Task prompt:
Copy out all lines of the records in which the word "into" appears.

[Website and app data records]
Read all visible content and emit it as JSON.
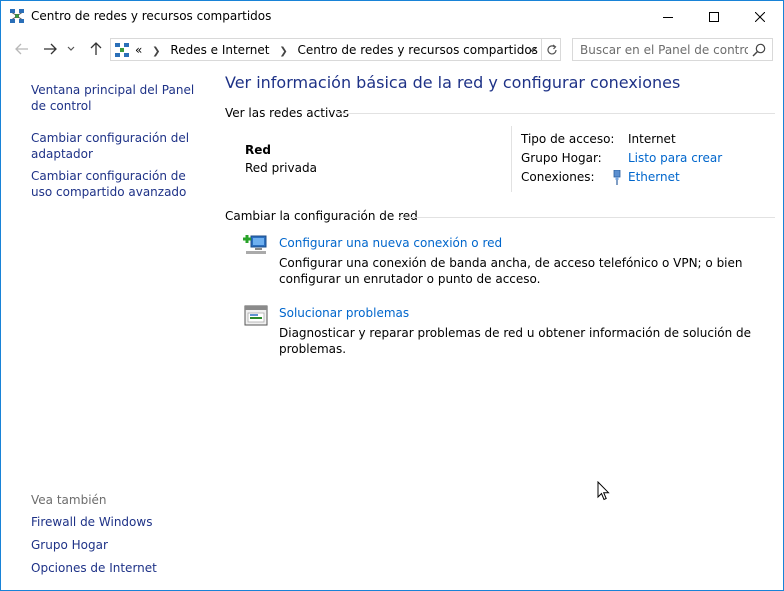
{
  "window": {
    "title": "Centro de redes y recursos compartidos"
  },
  "address": {
    "crumbs": [
      "Redes e Internet",
      "Centro de redes y recursos compartidos"
    ],
    "overflow": "«"
  },
  "search": {
    "placeholder": "Buscar en el Panel de control"
  },
  "sidebar": {
    "links": [
      "Ventana principal del Panel de control",
      "Cambiar configuración del adaptador",
      "Cambiar configuración de uso compartido avanzado"
    ],
    "see_also_title": "Vea también",
    "see_also": [
      "Firewall de Windows",
      "Grupo Hogar",
      "Opciones de Internet"
    ]
  },
  "main": {
    "heading": "Ver información básica de la red y configurar conexiones",
    "active_networks_title": "Ver las redes activas",
    "network": {
      "name": "Red",
      "type": "Red privada",
      "access_type_label": "Tipo de acceso:",
      "access_type_value": "Internet",
      "homegroup_label": "Grupo Hogar:",
      "homegroup_value": "Listo para crear",
      "connections_label": "Conexiones:",
      "connections_value": "Ethernet"
    },
    "change_settings_title": "Cambiar la configuración de red",
    "tasks": [
      {
        "title": "Configurar una nueva conexión o red",
        "description": "Configurar una conexión de banda ancha, de acceso telefónico o VPN; o bien configurar un enrutador o punto de acceso."
      },
      {
        "title": "Solucionar problemas",
        "description": "Diagnosticar y reparar problemas de red u obtener información de solución de problemas."
      }
    ]
  },
  "colors": {
    "link": "#0066cc",
    "sidebar_link": "#1e3287",
    "heading": "#1e3287",
    "window_border": "#1883d7"
  }
}
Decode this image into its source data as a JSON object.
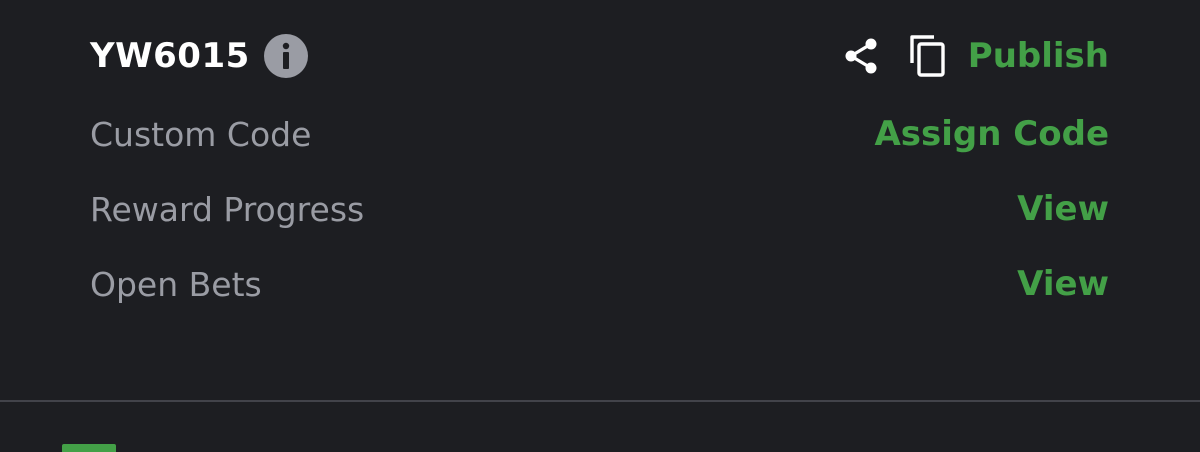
{
  "header": {
    "booking_code": "YW6015",
    "info_icon": "info-circle-icon",
    "share_icon": "share-icon",
    "copy_icon": "copy-icon",
    "publish_label": "Publish"
  },
  "rows": [
    {
      "label": "Custom Code",
      "action": "Assign Code"
    },
    {
      "label": "Reward Progress",
      "action": "View"
    },
    {
      "label": "Open Bets",
      "action": "View"
    }
  ],
  "colors": {
    "background": "#1d1e22",
    "accent_green": "#43a047",
    "label_gray": "#9a9ca4",
    "title_white": "#ffffff",
    "divider": "#42434a"
  }
}
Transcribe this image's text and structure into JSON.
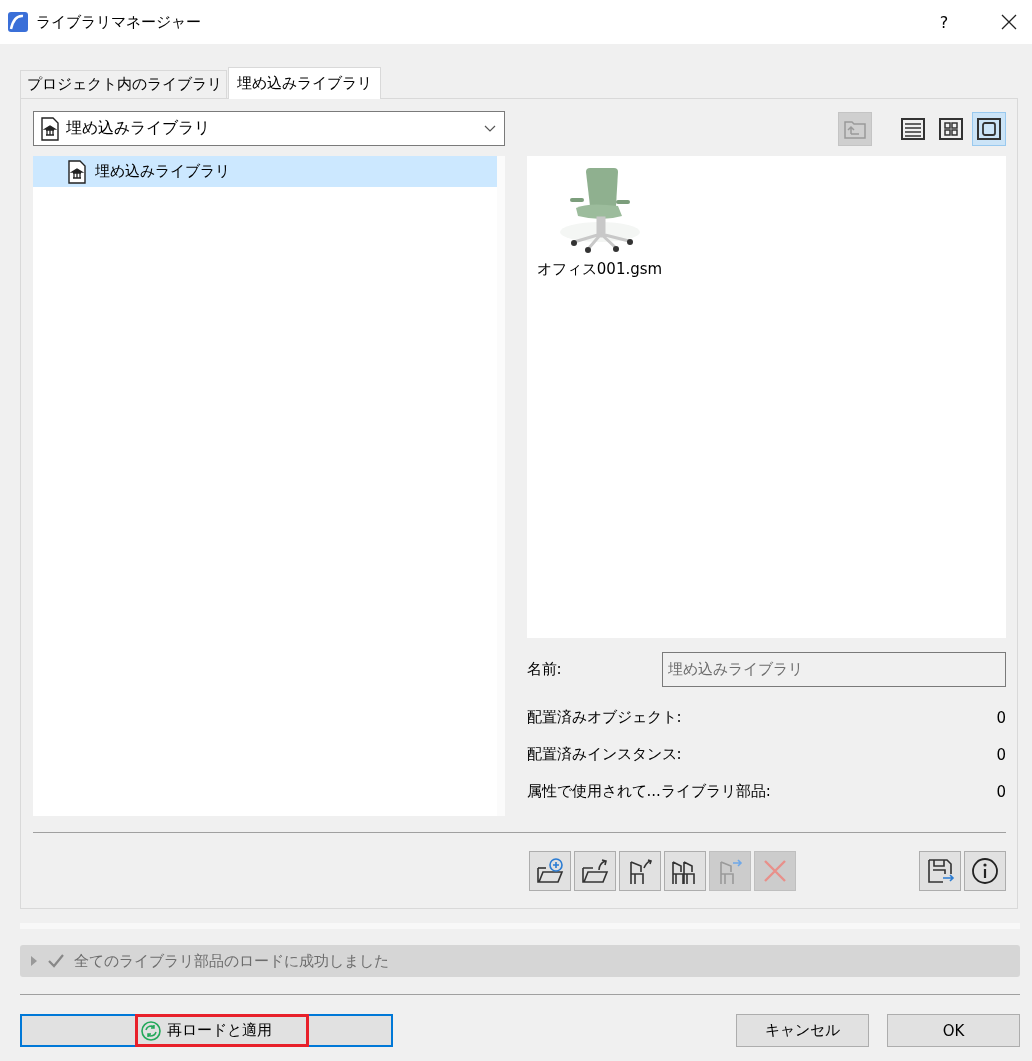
{
  "window": {
    "title": "ライブラリマネージャー",
    "help": "?"
  },
  "tabs": [
    {
      "label": "プロジェクト内のライブラリ",
      "selected": false
    },
    {
      "label": "埋め込みライブラリ",
      "selected": true
    }
  ],
  "library_dropdown": {
    "value": "埋め込みライブラリ"
  },
  "tree": {
    "items": [
      {
        "label": "埋め込みライブラリ",
        "selected": true
      }
    ]
  },
  "view_buttons": [
    {
      "kind": "up",
      "selected": false,
      "disabled": true
    },
    {
      "kind": "list",
      "selected": false,
      "disabled": false
    },
    {
      "kind": "grid",
      "selected": false,
      "disabled": false
    },
    {
      "kind": "large",
      "selected": true,
      "disabled": false
    }
  ],
  "files": [
    {
      "name": "オフィス001.gsm",
      "kind": "picture"
    }
  ],
  "details": {
    "name_label": "名前:",
    "name_value": "埋め込みライブラリ",
    "stats": [
      {
        "label": "配置済みオブジェクト:",
        "value": "0"
      },
      {
        "label": "配置済みインスタンス:",
        "value": "0"
      },
      {
        "label": "属性で使用されて...ライブラリ部品:",
        "value": "0"
      }
    ]
  },
  "actions": [
    {
      "kind": "add-folder",
      "disabled": false
    },
    {
      "kind": "export-folder",
      "disabled": false
    },
    {
      "kind": "export-object",
      "disabled": false
    },
    {
      "kind": "objects",
      "disabled": false
    },
    {
      "kind": "move-object",
      "disabled": true
    },
    {
      "kind": "delete",
      "disabled": true
    }
  ],
  "actions_right": [
    {
      "kind": "save",
      "disabled": false
    },
    {
      "kind": "info",
      "disabled": false
    }
  ],
  "status_bar": {
    "message": "全てのライブラリ部品のロードに成功しました",
    "expanded": false
  },
  "buttons": [
    {
      "kind": "reload",
      "label": "再ロードと適用",
      "focused": true,
      "highlighted": true
    },
    {
      "kind": "plain",
      "label": "キャンセル",
      "focused": false,
      "highlighted": false
    },
    {
      "kind": "plain",
      "label": "OK",
      "focused": false,
      "highlighted": false
    }
  ]
}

Solved exercise:
Decode this image into its source data as a JSON object.
Transcribe this image's text and structure into JSON.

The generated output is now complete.